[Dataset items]
________________

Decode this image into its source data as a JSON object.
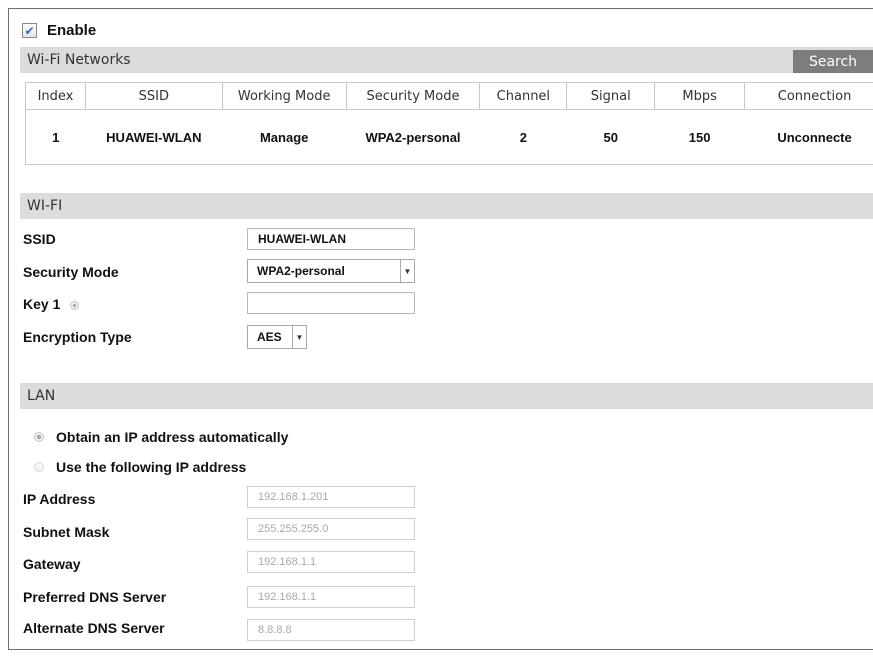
{
  "enable": {
    "label": "Enable",
    "checked": true
  },
  "wifi_networks": {
    "title": "Wi-Fi Networks",
    "search_label": "Search",
    "columns": [
      "Index",
      "SSID",
      "Working Mode",
      "Security Mode",
      "Channel",
      "Signal",
      "Mbps",
      "Connection"
    ],
    "rows": [
      [
        "1",
        "HUAWEI-WLAN",
        "Manage",
        "WPA2-personal",
        "2",
        "50",
        "150",
        "Unconnecte"
      ]
    ]
  },
  "wifi": {
    "title": "WI-FI",
    "ssid_label": "SSID",
    "ssid_value": "HUAWEI-WLAN",
    "security_mode_label": "Security Mode",
    "security_mode_value": "WPA2-personal",
    "key1_label": "Key 1",
    "key1_value": "",
    "encryption_type_label": "Encryption Type",
    "encryption_type_value": "AES"
  },
  "lan": {
    "title": "LAN",
    "obtain_auto_label": "Obtain an IP address automatically",
    "use_following_label": "Use the following IP address",
    "selected": "obtain_auto",
    "ip_address_label": "IP Address",
    "ip_address_value": "192.168.1.201",
    "subnet_mask_label": "Subnet Mask",
    "subnet_mask_value": "255.255.255.0",
    "gateway_label": "Gateway",
    "gateway_value": "192.168.1.1",
    "preferred_dns_label": "Preferred DNS Server",
    "preferred_dns_value": "192.168.1.1",
    "alternate_dns_label": "Alternate DNS Server",
    "alternate_dns_value": "8.8.8.8"
  },
  "icons": {
    "checkbox": "checkmark-icon",
    "dropdown": "chevron-down-icon",
    "radio": "radio-dot-icon",
    "info": "info-dot-icon"
  },
  "colors": {
    "section_bar": "#dcdcdc",
    "search_button": "#7d7d7d",
    "border": "#c8c8c8"
  }
}
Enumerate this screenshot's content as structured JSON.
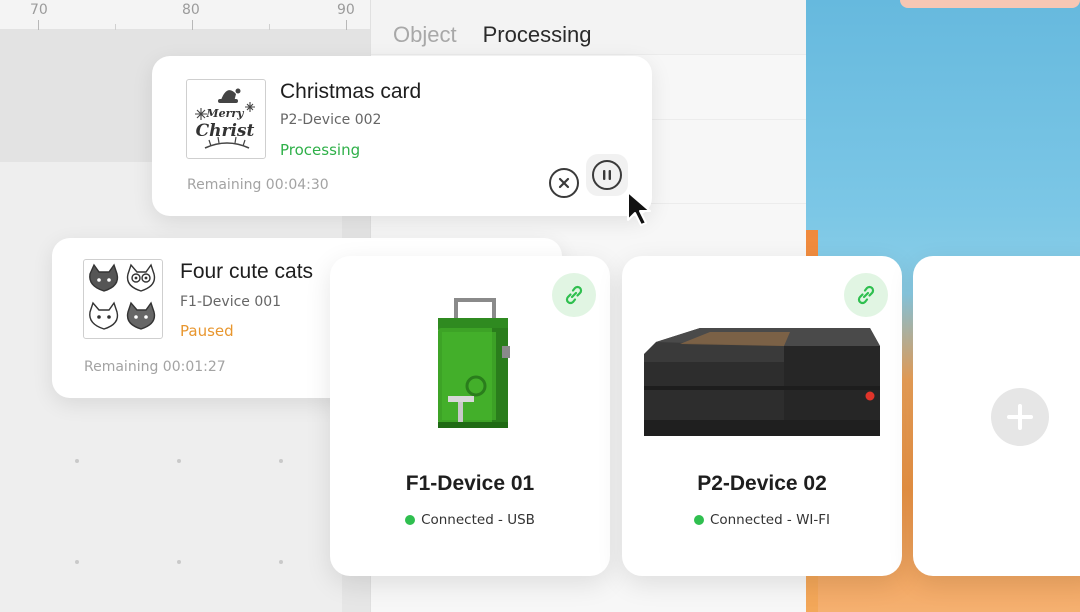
{
  "ruler": {
    "labels": [
      "70",
      "80",
      "90"
    ]
  },
  "panel": {
    "tabs": [
      "Object",
      "Processing"
    ],
    "active_tab": "Processing"
  },
  "jobs": [
    {
      "title": "Christmas card",
      "device": "P2-Device 002",
      "status": "Processing",
      "status_color": "#2fb049",
      "remaining": "Remaining 00:04:30",
      "thumb_icon": "merry-christmas-engraving"
    },
    {
      "title": "Four cute cats",
      "device": "F1-Device 001",
      "status": "Paused",
      "status_color": "#e8962e",
      "remaining": "Remaining 00:01:27",
      "thumb_icon": "four-cats-engraving"
    }
  ],
  "thumb_text": {
    "line1": "Merry",
    "line2": "Christ"
  },
  "devices": [
    {
      "name": "F1-Device 01",
      "connection": "Connected - USB",
      "image_icon": "green-f1-laser-engraver"
    },
    {
      "name": "P2-Device 02",
      "connection": "Connected - WI-FI",
      "image_icon": "dark-p2-laser-cutter"
    }
  ],
  "colors": {
    "accent_green": "#2fbf4f",
    "link_badge_bg": "#e1f5e3"
  }
}
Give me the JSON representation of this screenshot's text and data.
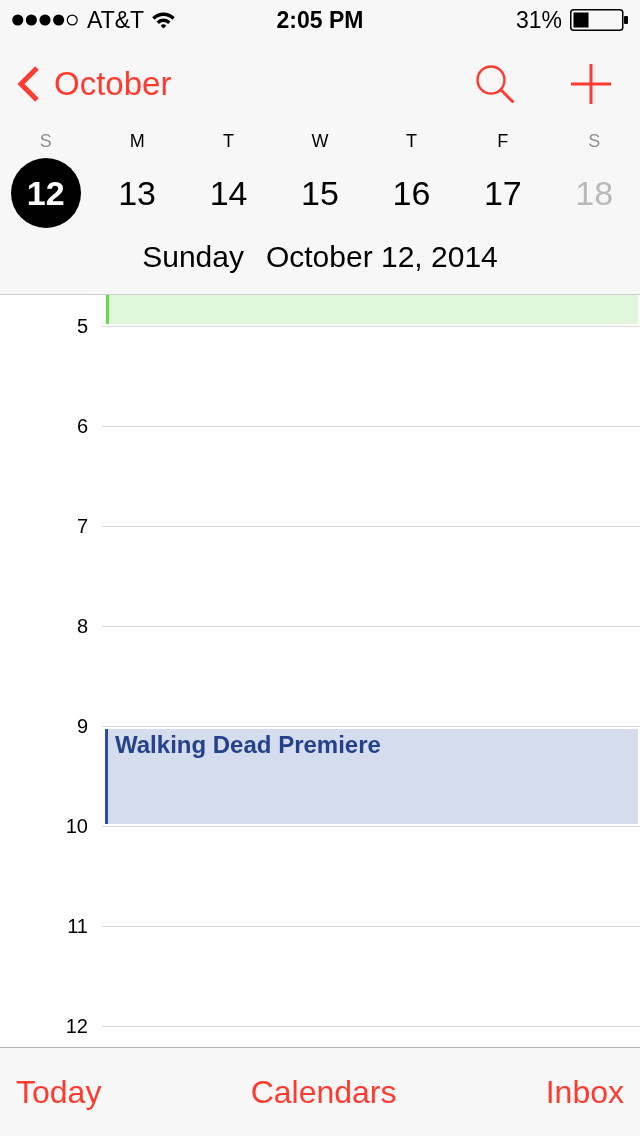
{
  "status_bar": {
    "carrier": "AT&T",
    "time": "2:05 PM",
    "battery": "31%"
  },
  "nav_bar": {
    "back_label": "October"
  },
  "week": {
    "days": [
      {
        "letter": "S",
        "date": "12",
        "selected": true,
        "dimmed": true
      },
      {
        "letter": "M",
        "date": "13",
        "selected": false,
        "dimmed": false
      },
      {
        "letter": "T",
        "date": "14",
        "selected": false,
        "dimmed": false
      },
      {
        "letter": "W",
        "date": "15",
        "selected": false,
        "dimmed": false
      },
      {
        "letter": "T",
        "date": "16",
        "selected": false,
        "dimmed": false
      },
      {
        "letter": "F",
        "date": "17",
        "selected": false,
        "dimmed": false
      },
      {
        "letter": "S",
        "date": "18",
        "selected": false,
        "dimmed": true
      }
    ]
  },
  "selected_date": {
    "weekday": "Sunday",
    "date": "October 12, 2014"
  },
  "timeline": {
    "earlier_event": {
      "color": "#62d84a"
    },
    "hours": [
      {
        "label": "5"
      },
      {
        "label": "6"
      },
      {
        "label": "7"
      },
      {
        "label": "8"
      },
      {
        "label": "9",
        "events": [
          {
            "title": "Walking Dead Premiere",
            "color": "#2a4ea3"
          }
        ]
      },
      {
        "label": "10"
      },
      {
        "label": "11"
      },
      {
        "label": "12"
      }
    ]
  },
  "toolbar": {
    "buttons": [
      "Today",
      "Calendars",
      "Inbox"
    ]
  }
}
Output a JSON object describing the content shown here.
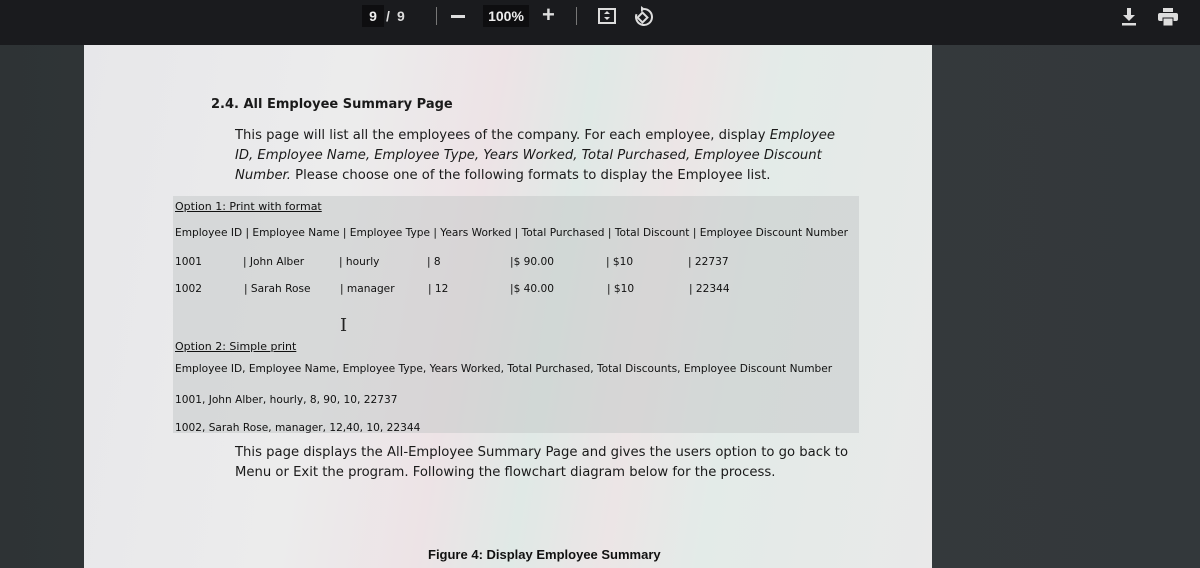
{
  "toolbar": {
    "current_page": "9",
    "page_separator": "/",
    "total_pages": "9",
    "zoom_level": "100%",
    "zoom_in_label": "+",
    "icons": {
      "zoom_out": "minus-icon",
      "zoom_in": "plus-icon",
      "fit": "fit-to-page-icon",
      "rotate": "rotate-icon",
      "download": "download-icon",
      "print": "print-icon"
    }
  },
  "document": {
    "section_title": "2.4. All Employee Summary Page",
    "intro": {
      "part1": "This page will list all the employees of the company. For each employee, display ",
      "fields_italic": "Employee ID, Employee Name, Employee Type, Years Worked, Total Purchased, Employee Discount Number.",
      "part2": " Please choose one of the following formats to display the Employee list."
    },
    "option1": {
      "title": "Option 1: Print with format",
      "header": "Employee ID | Employee Name | Employee Type | Years Worked | Total Purchased | Total Discount | Employee Discount Number",
      "rows": [
        [
          "1001",
          "| John Alber",
          "| hourly",
          "| 8",
          "|$ 90.00",
          "| $10",
          "| 22737"
        ],
        [
          "1002",
          "| Sarah Rose",
          "| manager",
          "| 12",
          "|$ 40.00",
          "| $10",
          "| 22344"
        ]
      ]
    },
    "option2": {
      "title": "Option 2: Simple print",
      "header": "Employee ID, Employee Name, Employee Type, Years Worked, Total Purchased, Total Discounts, Employee Discount Number",
      "lines": [
        "1001, John Alber, hourly, 8, 90, 10, 22737",
        "1002, Sarah Rose, manager, 12,40, 10, 22344"
      ]
    },
    "outro": "This page displays the All-Employee Summary Page and gives the users option to go back to Menu or Exit the program.  Following the flowchart diagram below for the process.",
    "figure_caption": "Figure 4: Display Employee Summary",
    "cursor_glyph": "I"
  }
}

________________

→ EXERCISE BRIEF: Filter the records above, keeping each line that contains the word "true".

→ EXERCISE RESULT:
    "checked": true
        "selected": true,
        "dimmed": true
        "dimmed": true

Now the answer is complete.